That is your approval and Members should be proud of what you have accomplished. The full-fledged bank found that the terms of the section cited by the Minister reflected the type of issue that sections 191, paragraph 1 and 191, paragraph 2, should apply to agreements with a single employer and agreements with several employers and “cannot be read in the sense that companies are not in a position to change the rights of persons bound by any other agreement than that of the employer.” [21] In rejecting the Minister`s argument, Full Bench found that companies generally imposed obligations on both the employer and the worker and expressed surprise at having even advanced.22 The full bank stated that it did: a parliamentary committee set up to review the planned restructuring of the Victoria Firefighters was not in a position to reach an agreement. Members of the Labour Party and the Greens of the committee supported the proposal, while members of the Coalition and Shooters, Fishers and Farmers Party opposed it. The LRIF would employ all paid firefighters, while the CFA would organize all volunteer firefighters. This organizational separation between professional and volunteer firefighters should prevent volunteer firefighters Victoria (VFBV), an organization that gives in to volunteer representation (although led by a highly paid CEO), from interfering in negotiations on the enterprise agreement on paid firefighters. One of the companies had the effect of forcing the UFU to agree to part-time work plans. The Minister submitted that under Section 191 (1) of the FW Act, an obligation accepted by the Commission was considered only as a contractual clause “since the agreement applies to the employer,” so that “the [U]ndertakings could not effectively infringe a UFU right under the agreement.” [20] Approval of the agreement raised the question of whether Section 195 of the Fair Work Act 2009 (FW Act) (which prohibits the approval of business agreements on discriminatory terms) imposed a ban on indirect and direct discrimination when companies result in a substantial change in an enterprise agreement and whether companies can infringe the rights of unions under an enterprise agreement. If members request a copy of the agreement or have questions in the Fair Work Commission agreement, please contact the UFU office at 9419 8811 or ufuvic@ufuvic.asn.au or your post agent. Laws passed by the federal government last year gave “volunteer” organizations such as the VFBV the power to delay and possibly prevent the signing of enterprise agreements for rescuers. That`s why victoria firefighters still don`t agree. During the oral proceedings, the Minister and VEOHRC, among other things, advanced an interpretation of section 195 of the FW Act, which indirectly prohibits discriminatory conditions of enterprise agreements. The MFB rejected this interpretation. This proposal was considered by the competing federal judicial authorities Klein/Metropolitan Fire and Emergency Services Board[2] (regarding Section 351 of the FW Act) and Shop, Distributive and Allied Employees Association/National Retail Association (SDA).

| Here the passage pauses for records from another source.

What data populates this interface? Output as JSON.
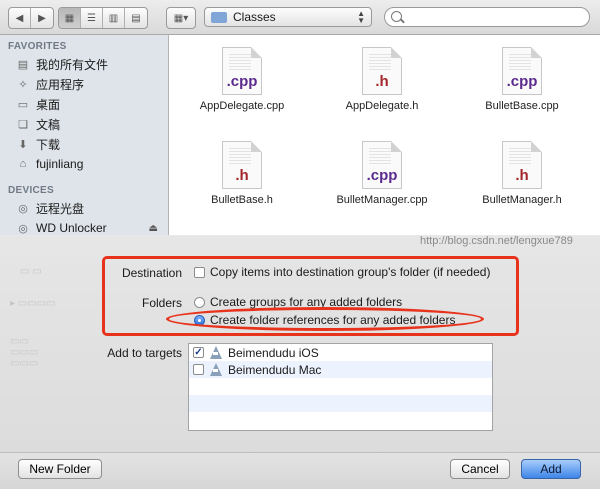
{
  "toolbar": {
    "location": "Classes",
    "search_placeholder": ""
  },
  "sidebar": {
    "favorites_header": "FAVORITES",
    "favorites": [
      {
        "label": "我的所有文件",
        "icon": "all-files-icon"
      },
      {
        "label": "应用程序",
        "icon": "applications-icon"
      },
      {
        "label": "桌面",
        "icon": "desktop-icon"
      },
      {
        "label": "文稿",
        "icon": "documents-icon"
      },
      {
        "label": "下载",
        "icon": "downloads-icon"
      },
      {
        "label": "fujinliang",
        "icon": "home-icon"
      }
    ],
    "devices_header": "DEVICES",
    "devices": [
      {
        "label": "远程光盘",
        "icon": "remote-disc-icon"
      },
      {
        "label": "WD Unlocker",
        "icon": "drive-icon"
      }
    ]
  },
  "files": [
    {
      "ext": ".cpp",
      "name": "AppDelegate.cpp"
    },
    {
      "ext": ".h",
      "name": "AppDelegate.h"
    },
    {
      "ext": ".cpp",
      "name": "BulletBase.cpp"
    },
    {
      "ext": ".h",
      "name": "BulletBase.h"
    },
    {
      "ext": ".cpp",
      "name": "BulletManager.cpp"
    },
    {
      "ext": ".h",
      "name": "BulletManager.h"
    }
  ],
  "watermark": "http://blog.csdn.net/lengxue789",
  "options": {
    "destination_label": "Destination",
    "destination_option": "Copy items into destination group's folder (if needed)",
    "folders_label": "Folders",
    "folders_option_groups": "Create groups for any added folders",
    "folders_option_references": "Create folder references for any added folders",
    "targets_label": "Add to targets",
    "targets": [
      {
        "name": "Beimendudu iOS",
        "checked": true,
        "mark": "✓"
      },
      {
        "name": "Beimendudu Mac",
        "checked": false,
        "mark": ""
      }
    ]
  },
  "buttons": {
    "new_folder": "New Folder",
    "cancel": "Cancel",
    "add": "Add"
  },
  "colors": {
    "annotation_red": "#e8331c",
    "cpp_purple": "#5b2a8e",
    "header_red": "#a3262a",
    "primary_blue": "#3d85e8"
  }
}
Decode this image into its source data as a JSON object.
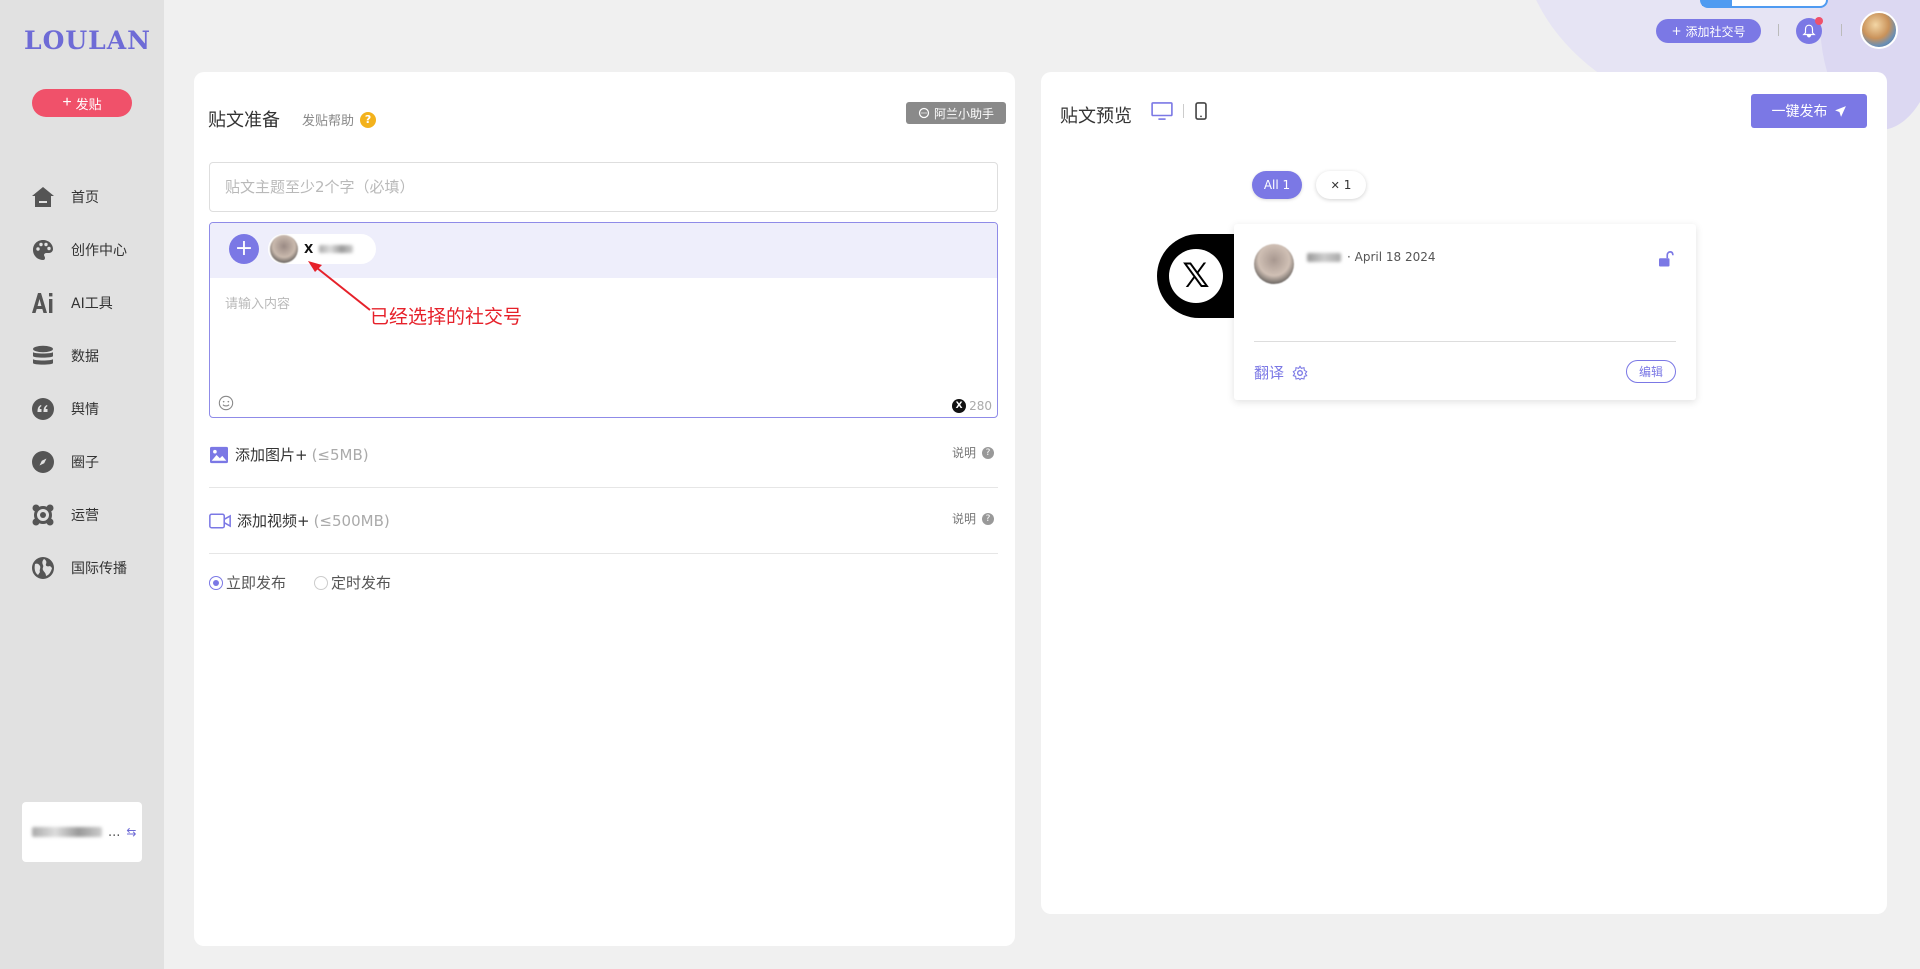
{
  "brand": {
    "logo_text": "LOULAN"
  },
  "sidebar": {
    "post_button_label": "发贴",
    "items": [
      {
        "label": "首页",
        "icon": "home-icon"
      },
      {
        "label": "创作中心",
        "icon": "palette-icon"
      },
      {
        "label": "AI工具",
        "icon": "ai-icon"
      },
      {
        "label": "数据",
        "icon": "database-icon"
      },
      {
        "label": "舆情",
        "icon": "quote-icon"
      },
      {
        "label": "圈子",
        "icon": "compass-icon"
      },
      {
        "label": "运营",
        "icon": "network-icon"
      },
      {
        "label": "国际传播",
        "icon": "globe-icon"
      }
    ],
    "account_suffix": "..."
  },
  "topbar": {
    "add_social_label": "添加社交号"
  },
  "compose": {
    "title": "贴文准备",
    "help_label": "发贴帮助",
    "assistant_label": "阿兰小助手",
    "subject_placeholder": "贴文主题至少2个字（必填）",
    "content_placeholder": "请输入内容",
    "char_limit": "280",
    "selected_account_platform": "X",
    "annotation": "已经选择的社交号",
    "add_image_label": "添加图片+",
    "add_image_limit": "(≤5MB)",
    "add_video_label": "添加视频+",
    "add_video_limit": "(≤500MB)",
    "note_label": "说明",
    "publish_now": "立即发布",
    "publish_scheduled": "定时发布"
  },
  "preview": {
    "title": "贴文预览",
    "one_click_label": "一键发布",
    "filter_all": "All 1",
    "filter_x_count": "1",
    "date": "· April 18 2024",
    "translate_label": "翻译",
    "edit_label": "编辑"
  },
  "colors": {
    "accent": "#7b78e5",
    "danger": "#f0516a",
    "annotation": "#e6212a",
    "sidebar_bg": "#e1e1e1"
  }
}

[3] (which considered a provision equivalent to Section 195, but in relation to discriminatory terms in the modern attribution (section 153)). The UFU will hold meetings in the new year to inform about this outcome, but in the meantime, members will be encouraged to rest and enjoy the Christmas period and the breakdown of your agreement after a long and difficult campaign that was ultimately very successful. The agreement was negotiated between the MFB management and the United States Union of Firefighters (UFU). During the campaign, UFU staff implemented various forms of union action, such as. B bans on e-mail communication, processing payments to sellers, carrying out tender work, etc.